our solution was to forget about the big holidays — accept that we were never going to host christmas dinner for more than ourselves — and make a big deal out of canada day, where we could use our big backyard and not have to worry about puffy jackets attacking our guests in the foyer.


over seven years, we hosted just three largish gatherings at our place. one august we held a movie night with a projector borrowed from pierre’s office and we also organized a “welcome to the world” party for four-month-old frankie rose with the help of an event tent borrowed from our local farmers’ market. (i don’t have any photos of the latter that show the whole crowd, but there were about 40 people in attendance.) we also had frankie’s first (january) birthday at our house earlier this year before we moved; about 15 people came and it was set up more like a cocktail party.

while all parties went off without a hitch and we thoroughly enjoyed having everyone over, i can acknowledge that three parties (with more than two people) in seven years does not exactly warrant the “party house” label. but, that’s got more to do with us than the space we were living in. i, frankly, would rather be hosted than host. and pierre’s just not motivated enough to plan a large party without my encouragement/enthusiasm.

but if you love to host, don’t let your small space hold you back/be an excuse. had i wanted to hold more large gatherings, here’s how i would’ve made it work:

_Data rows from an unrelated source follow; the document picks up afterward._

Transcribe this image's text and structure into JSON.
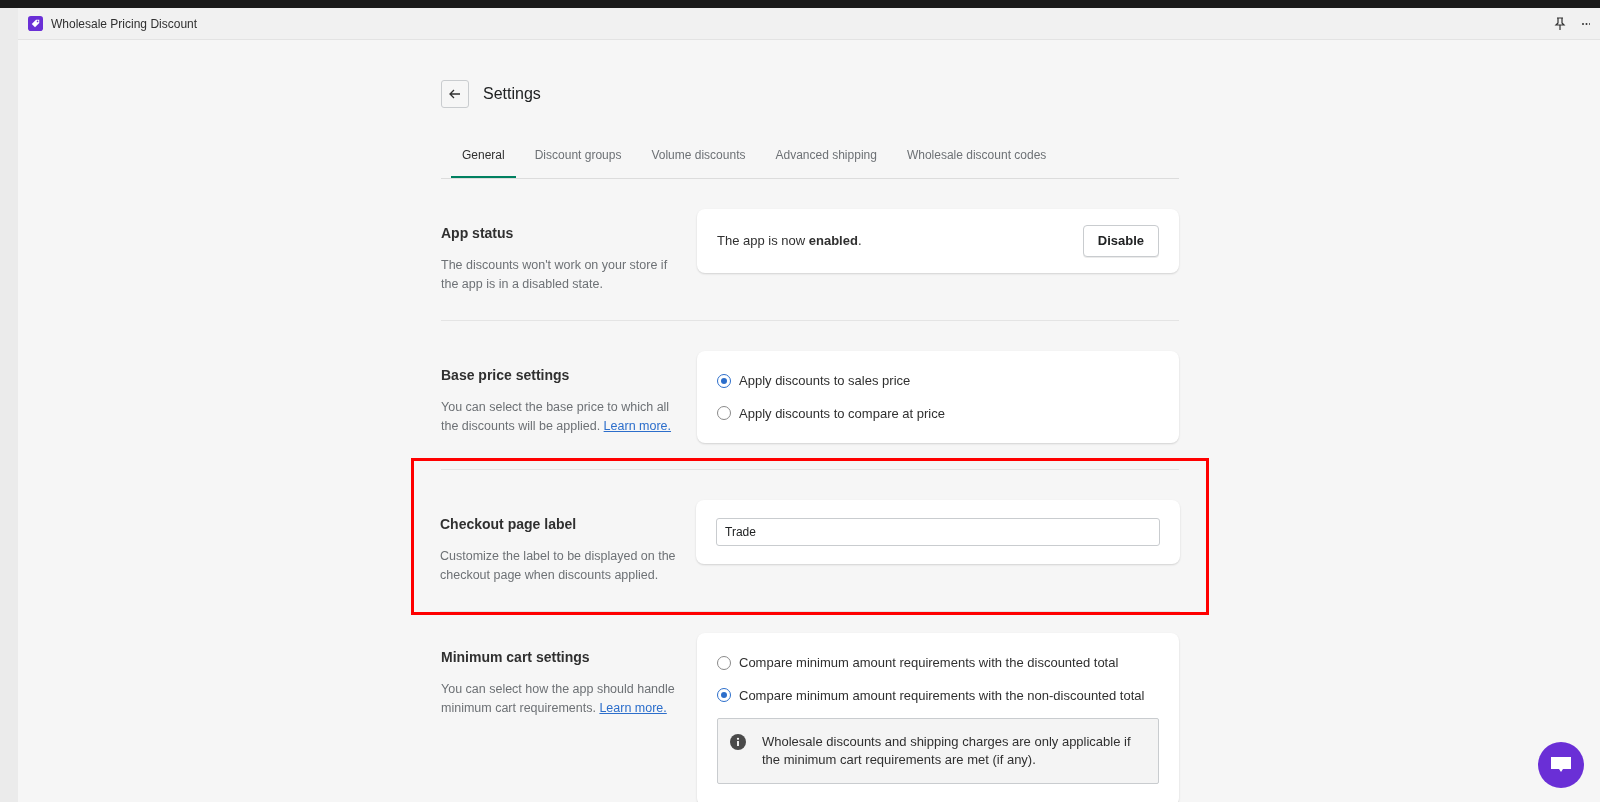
{
  "app_bar": {
    "title": "Wholesale Pricing Discount"
  },
  "page": {
    "title": "Settings"
  },
  "tabs": [
    {
      "label": "General",
      "selected": true
    },
    {
      "label": "Discount groups",
      "selected": false
    },
    {
      "label": "Volume discounts",
      "selected": false
    },
    {
      "label": "Advanced shipping",
      "selected": false
    },
    {
      "label": "Wholesale discount codes",
      "selected": false
    }
  ],
  "sections": [
    {
      "kind": "status",
      "title": "App status",
      "description": "The discounts won't work on your store if the app is in a disabled state.",
      "highlighted": false,
      "status_text": "The app is now **enabled**.",
      "button": "Disable"
    },
    {
      "kind": "radio",
      "title": "Base price settings",
      "description": "You can select the base price to which all the discounts will be applied.",
      "link": "Learn more.",
      "highlighted": false,
      "options": [
        {
          "label": "Apply discounts to sales price",
          "selected": true
        },
        {
          "label": "Apply discounts to compare at price",
          "selected": false
        }
      ]
    },
    {
      "kind": "text",
      "title": "Checkout page label",
      "description": "Customize the label to be displayed on the checkout page when discounts applied.",
      "highlighted": true,
      "value": "Trade"
    },
    {
      "kind": "radio",
      "title": "Minimum cart settings",
      "description": "You can select how the app should handle minimum cart requirements.",
      "link": "Learn more.",
      "highlighted": false,
      "options": [
        {
          "label": "Compare minimum amount requirements with the discounted total",
          "selected": false
        },
        {
          "label": "Compare minimum amount requirements with the non-discounted total",
          "selected": true
        }
      ],
      "note": "Wholesale discounts and shipping charges are only applicable if the minimum cart requirements are met (if any)."
    }
  ]
}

  • celebrate holidays or birthdays that fall in warm months where you live. you might never host christmas, but you could throw a wonderful canada day/fourth of july bbq every year
  • rethink the meaning of “hosting christmas” and invite people over for a stand-up cocktail party or christmas movie night sometime in december. just because you can’t accommodate a sit-down dinner for 20 doesn’t mean you can’t host anything over the holidays
  • borrow as much as possible — plates, cutlery, chairs and the big things, too. we borrowed a projector for our movie night and a huge tent for our daughter’s party. not only would it have cost a lot to buy those things, but then we would’ve had to store them somewhere
  • use your community. if you live in a small space, you probably live in a walkable neighbourhood. we hosted our 2009 birthdays in the back room of an italian restaurant on the danforth and then invited whomever wanted to come back to our place for cake.


our new house has a way better layout for entertaining. the kitchen, living and dining rooms are all in a row, with nothing separating them except a bank of lower cabinets in the kitchen. we even have a narrow coat closet! and no puffy jackets to worry about here. but i don’t feel the slightest urge to host a gathering for more than just a couple of people. so i know it’s not really the size of your space that matters when it comes to hosting groups; it’s just as easily done in a small space as it is not done in a slightly larger space. happy hosting this season to those who enjoy it!

i almost didn’t get a blog written this month and looks like many of my compadres got equally busy; i have just two other links for you to check out this month. please hop on over to tiny ass camper and real food simple life for more ideas.


4 thoughts on “largish gatherings in smallish spaces

what do you think?

Fill in your details below or click an icon to log in: Logo

You are commenting using your account. Log Out /  Change )

Google photo

You are commenting using your Google account. Log Out /  Change )

Twitter picture

You are commenting using your Twitter account. Log Out /  Change )

Facebook photo

You are commenting using your Facebook account. Log Out /  Change )

Connecting to %s